S&P500 Makes A Mockey Of Its Seasonal Tendency
Santa’s rally took another slap to the face yesterday with the SP&500 closing firmly beneath the 2018 low. Currently trading -9.2% lower amid its worst month since February, the odds of a turnaround look bleak to say the least.
We’ve been tracking the top of the S&P500 for a while and, whilst it currently lags the ferocity of the 1987 top, it is giving the 2007 and 2000 bears a ‘run for their money’. If this does turn out to be a mere correction, it’s certainly an unpleasant one, especially given the time of year.
At -9.2% down for the month, the S&P500 is making a mockery of its seasonal tendency. Over the past 30 years the index has averaged +1.48% a month and posted a positive close 80% of the time. Of the 6 bearish months in December, its average is -1.89% with the second worst sell-off being -6.1% in 2002. In fact, this is currently its third worst month using data from 1960.

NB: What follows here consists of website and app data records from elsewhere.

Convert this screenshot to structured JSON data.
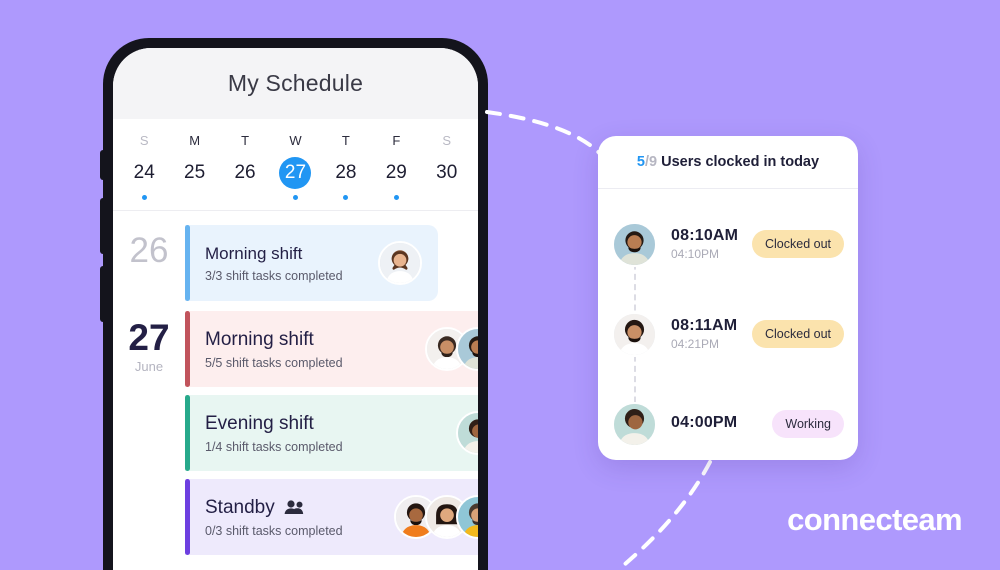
{
  "theme": {
    "background": "#AE99FD",
    "accent_blue": "#2196F3",
    "text_dark": "#231F45"
  },
  "phone": {
    "header": {
      "title": "My Schedule"
    },
    "week": {
      "days": [
        {
          "letter": "S",
          "number": "24",
          "active": false,
          "dot": true,
          "weekend": true
        },
        {
          "letter": "M",
          "number": "25",
          "active": false,
          "dot": false,
          "weekend": false
        },
        {
          "letter": "T",
          "number": "26",
          "active": false,
          "dot": false,
          "weekend": false
        },
        {
          "letter": "W",
          "number": "27",
          "active": true,
          "dot": true,
          "weekend": false
        },
        {
          "letter": "T",
          "number": "28",
          "active": false,
          "dot": true,
          "weekend": false
        },
        {
          "letter": "F",
          "number": "29",
          "active": false,
          "dot": true,
          "weekend": false
        },
        {
          "letter": "S",
          "number": "30",
          "active": false,
          "dot": false,
          "weekend": true
        }
      ]
    },
    "schedule": [
      {
        "date_number": "26",
        "date_month": "",
        "today": false,
        "shift": {
          "title": "Morning shift",
          "subtitle": "3/3 shift tasks completed",
          "color": "blue",
          "group_icon": false,
          "avatars": 1
        }
      },
      {
        "date_number": "27",
        "date_month": "June",
        "today": true,
        "shift": {
          "title": "Morning shift",
          "subtitle": "5/5 shift tasks completed",
          "color": "red",
          "group_icon": false,
          "avatars": 2
        }
      },
      {
        "date_number": "",
        "date_month": "",
        "today": false,
        "shift": {
          "title": "Evening shift",
          "subtitle": "1/4 shift tasks completed",
          "color": "green",
          "group_icon": false,
          "avatars": 1
        }
      },
      {
        "date_number": "",
        "date_month": "",
        "today": false,
        "shift": {
          "title": "Standby",
          "subtitle": "0/3 shift tasks completed",
          "color": "purple",
          "group_icon": true,
          "avatars": 3
        }
      }
    ]
  },
  "panel": {
    "header": {
      "count_done": "5",
      "count_sep": "/",
      "count_total": "9",
      "text": "Users clocked in today"
    },
    "rows": [
      {
        "clock_in": "08:10AM",
        "clock_out": "04:10PM",
        "status": "Clocked out",
        "status_style": "amber"
      },
      {
        "clock_in": "08:11AM",
        "clock_out": "04:21PM",
        "status": "Clocked out",
        "status_style": "amber"
      },
      {
        "clock_in": "04:00PM",
        "clock_out": "",
        "status": "Working",
        "status_style": "pink"
      }
    ]
  },
  "logo": {
    "name": "connecteam"
  }
}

A simpler way of looking at the seasonal table is to only count a month as ‘positive’ if the month gains on average over 50% of the time (or ‘negative’ for bearish months over 50% of the time). From this angle, the only negative month tends to land in September. So, if Santa is banking on a positive close this month, he could well be on the dole by January.
Technically, the daily trend structure is firmly bearish and yesterday’s outside day closed beneath the 2018 low. There’s a risk that the near-term is overextended to the downside as it trades beyond its lower Keltner band. Moreover, yesterday’s low perfectly tested the lower trendline of a bearish channel.
Still, with the index being so emotionally charged, we’d question any urge to buy at these lows. We’d prefer to stick with momentum and wait for prices to consolidate or retrace to an area of resistance, such as the 2585.29-2594.62 resistance zone. Ultimately, we think momentum will take this down towards the June and August lows around 2405.70-2417.35.